Oh yes, lots of new things arrived to this city,

I know; someone will remove me too.

And when the fitter’s hand touches me,

My glass would clink for the last time.

And so you know; that would be my old, honest heart

breaking for


Here I am;

an old-fashioned gas lantern.


Plinska lantern na Gricu

Tu sam laterna plinska,

vec starinska.

Poda mnom jos je Matos stajao

I nad tim gradom zdvajao I kleo.

Snijeg je po njegovom raglanu meo.

Cesto bi kunuci nestao u noci,

a ja bih se tiho smjeskala

jer znala sam, on ce opet doci

I dugo stajati tu

Tako da mu se katkada cipele vec

primrzle k tlu.

A jutrom kada bih se smreskala

I ugasla

poda mnom grad bi lezao crven I tih;
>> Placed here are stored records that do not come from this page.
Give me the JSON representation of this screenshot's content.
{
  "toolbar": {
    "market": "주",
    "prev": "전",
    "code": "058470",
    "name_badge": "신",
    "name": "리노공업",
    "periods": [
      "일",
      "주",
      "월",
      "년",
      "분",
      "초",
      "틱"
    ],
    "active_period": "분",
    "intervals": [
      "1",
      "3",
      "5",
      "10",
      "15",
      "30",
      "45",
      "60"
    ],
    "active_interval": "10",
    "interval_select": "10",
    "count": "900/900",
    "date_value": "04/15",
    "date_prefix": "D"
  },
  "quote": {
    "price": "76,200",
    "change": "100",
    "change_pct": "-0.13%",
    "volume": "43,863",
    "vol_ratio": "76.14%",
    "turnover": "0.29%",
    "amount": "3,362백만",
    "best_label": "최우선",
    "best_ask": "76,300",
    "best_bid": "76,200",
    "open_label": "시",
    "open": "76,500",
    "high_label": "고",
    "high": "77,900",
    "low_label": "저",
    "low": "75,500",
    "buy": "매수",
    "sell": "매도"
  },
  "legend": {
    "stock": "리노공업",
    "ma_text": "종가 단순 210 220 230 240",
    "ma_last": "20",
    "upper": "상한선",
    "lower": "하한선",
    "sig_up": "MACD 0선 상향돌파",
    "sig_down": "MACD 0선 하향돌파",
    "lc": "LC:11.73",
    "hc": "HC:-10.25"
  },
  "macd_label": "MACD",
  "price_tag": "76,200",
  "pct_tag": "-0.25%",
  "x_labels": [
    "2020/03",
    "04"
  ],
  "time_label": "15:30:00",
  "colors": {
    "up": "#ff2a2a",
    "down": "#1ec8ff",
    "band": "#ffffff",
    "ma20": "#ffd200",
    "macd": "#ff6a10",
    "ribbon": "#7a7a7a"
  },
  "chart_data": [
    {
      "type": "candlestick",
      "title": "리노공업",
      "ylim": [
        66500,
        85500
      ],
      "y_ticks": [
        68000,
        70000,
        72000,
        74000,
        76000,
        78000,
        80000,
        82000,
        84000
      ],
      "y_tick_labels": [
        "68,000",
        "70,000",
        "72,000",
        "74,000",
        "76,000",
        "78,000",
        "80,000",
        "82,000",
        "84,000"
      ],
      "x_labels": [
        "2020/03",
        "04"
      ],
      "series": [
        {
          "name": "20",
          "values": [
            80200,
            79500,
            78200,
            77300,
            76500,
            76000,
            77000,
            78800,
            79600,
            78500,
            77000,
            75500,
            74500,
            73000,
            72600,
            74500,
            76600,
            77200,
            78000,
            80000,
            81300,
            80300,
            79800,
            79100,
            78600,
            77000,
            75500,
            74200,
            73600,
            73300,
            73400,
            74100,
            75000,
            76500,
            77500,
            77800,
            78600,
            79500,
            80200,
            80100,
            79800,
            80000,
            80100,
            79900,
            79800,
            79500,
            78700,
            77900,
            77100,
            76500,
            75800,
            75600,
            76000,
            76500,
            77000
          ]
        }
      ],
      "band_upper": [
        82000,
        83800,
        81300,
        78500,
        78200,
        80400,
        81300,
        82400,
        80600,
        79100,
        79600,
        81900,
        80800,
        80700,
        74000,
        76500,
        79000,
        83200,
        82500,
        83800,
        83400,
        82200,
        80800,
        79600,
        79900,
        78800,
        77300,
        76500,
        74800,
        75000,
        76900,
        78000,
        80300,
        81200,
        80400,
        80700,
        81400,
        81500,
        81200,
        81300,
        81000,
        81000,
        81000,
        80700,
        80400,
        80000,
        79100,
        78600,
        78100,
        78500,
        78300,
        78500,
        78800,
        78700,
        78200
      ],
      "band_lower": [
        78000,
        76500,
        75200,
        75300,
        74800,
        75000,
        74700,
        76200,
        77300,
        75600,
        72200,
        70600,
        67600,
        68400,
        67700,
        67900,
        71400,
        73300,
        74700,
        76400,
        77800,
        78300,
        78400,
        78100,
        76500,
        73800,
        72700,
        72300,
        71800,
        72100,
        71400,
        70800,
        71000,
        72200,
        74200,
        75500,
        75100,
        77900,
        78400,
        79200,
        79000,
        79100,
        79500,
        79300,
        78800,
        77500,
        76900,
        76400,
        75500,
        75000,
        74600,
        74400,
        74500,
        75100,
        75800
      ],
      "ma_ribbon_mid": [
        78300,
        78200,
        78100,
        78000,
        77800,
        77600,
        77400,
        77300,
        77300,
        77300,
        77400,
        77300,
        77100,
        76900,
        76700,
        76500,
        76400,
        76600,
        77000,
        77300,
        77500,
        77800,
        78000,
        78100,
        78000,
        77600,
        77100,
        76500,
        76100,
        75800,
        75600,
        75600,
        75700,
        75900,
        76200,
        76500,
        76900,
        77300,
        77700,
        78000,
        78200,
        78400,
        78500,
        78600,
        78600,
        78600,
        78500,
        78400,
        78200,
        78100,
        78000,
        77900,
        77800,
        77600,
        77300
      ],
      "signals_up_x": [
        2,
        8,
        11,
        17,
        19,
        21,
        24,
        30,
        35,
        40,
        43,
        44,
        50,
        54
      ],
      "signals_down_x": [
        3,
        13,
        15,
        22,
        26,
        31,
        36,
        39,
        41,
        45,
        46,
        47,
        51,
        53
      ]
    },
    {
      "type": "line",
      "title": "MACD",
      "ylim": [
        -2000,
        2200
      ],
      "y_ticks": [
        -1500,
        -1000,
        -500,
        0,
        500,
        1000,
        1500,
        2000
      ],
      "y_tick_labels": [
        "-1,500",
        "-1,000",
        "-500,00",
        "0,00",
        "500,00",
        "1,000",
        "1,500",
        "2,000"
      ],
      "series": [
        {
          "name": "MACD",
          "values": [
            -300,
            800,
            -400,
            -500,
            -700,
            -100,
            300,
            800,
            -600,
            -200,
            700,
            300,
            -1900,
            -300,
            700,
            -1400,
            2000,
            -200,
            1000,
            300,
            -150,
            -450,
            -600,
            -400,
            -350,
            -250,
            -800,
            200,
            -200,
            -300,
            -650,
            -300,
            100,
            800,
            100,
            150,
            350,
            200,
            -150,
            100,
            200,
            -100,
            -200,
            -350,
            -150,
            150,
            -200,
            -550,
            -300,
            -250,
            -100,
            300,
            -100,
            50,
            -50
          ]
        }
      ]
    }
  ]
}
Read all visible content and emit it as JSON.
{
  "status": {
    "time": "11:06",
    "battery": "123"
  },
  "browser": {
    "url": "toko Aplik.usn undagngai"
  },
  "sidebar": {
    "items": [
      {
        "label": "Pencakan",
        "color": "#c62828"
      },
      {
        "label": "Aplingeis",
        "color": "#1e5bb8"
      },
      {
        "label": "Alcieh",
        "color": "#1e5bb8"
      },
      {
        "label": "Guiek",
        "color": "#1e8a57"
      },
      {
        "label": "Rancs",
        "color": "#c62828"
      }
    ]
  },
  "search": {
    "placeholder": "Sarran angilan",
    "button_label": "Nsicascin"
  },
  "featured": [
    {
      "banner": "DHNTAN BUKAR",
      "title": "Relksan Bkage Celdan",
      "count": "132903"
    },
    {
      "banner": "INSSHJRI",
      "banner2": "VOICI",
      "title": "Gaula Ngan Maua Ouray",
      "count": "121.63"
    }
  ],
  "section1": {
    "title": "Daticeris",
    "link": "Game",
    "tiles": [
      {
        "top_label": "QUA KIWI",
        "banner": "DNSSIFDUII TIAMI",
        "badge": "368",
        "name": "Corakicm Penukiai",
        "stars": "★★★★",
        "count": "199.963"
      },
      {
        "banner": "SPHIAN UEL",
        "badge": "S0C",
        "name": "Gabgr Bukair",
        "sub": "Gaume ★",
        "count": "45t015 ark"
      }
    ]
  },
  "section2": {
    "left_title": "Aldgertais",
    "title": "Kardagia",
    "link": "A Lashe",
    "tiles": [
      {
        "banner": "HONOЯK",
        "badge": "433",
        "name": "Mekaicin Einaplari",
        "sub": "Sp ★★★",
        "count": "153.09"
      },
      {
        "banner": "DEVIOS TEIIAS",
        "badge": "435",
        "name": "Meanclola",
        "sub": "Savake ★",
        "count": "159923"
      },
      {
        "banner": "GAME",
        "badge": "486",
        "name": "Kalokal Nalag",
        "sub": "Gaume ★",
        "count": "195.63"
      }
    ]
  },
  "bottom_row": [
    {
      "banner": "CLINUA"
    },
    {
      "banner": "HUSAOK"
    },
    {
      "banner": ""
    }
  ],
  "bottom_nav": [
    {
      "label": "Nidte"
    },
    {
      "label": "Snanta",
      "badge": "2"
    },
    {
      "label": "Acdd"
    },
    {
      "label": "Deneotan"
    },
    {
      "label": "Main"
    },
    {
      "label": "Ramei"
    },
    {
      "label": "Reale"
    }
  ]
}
tad nisam znala da l’ zora krvari po brijegu

ili je to Matos izgubio stih po stih

na snijegu.

Na to je dosao rat.

Cio dan su iz grada glazbe jecale.

kako su tuzno medu mojim staklima zvecale


Babe sa Grica poda mnom su stajale,

suze brisale I zdvajale,

prema Italiji zurile.

I mnoge, koji poda mnom su bili,

nisam nikada vise vidjela.

sada im stakor prolazi kroz grudi.

Tada sam se prvi put zastidjela


A nakon rata

Mnogo je debele gospode poda mnom proslo

tustoga I crvenoga vrata,

ali I lica na kojima spava glad.

Da, mnogo je toga novog doslo

u taj grad,

pa znam; I mene ce netko da makne,

i kad me se ruka montera takne

zabrencat cu jos zadnji puta muklo.

Tad znajte; to moje je staro I posteno srce

za Gricem puklo.

Tu sam laterna plinska;

starinska, starinska.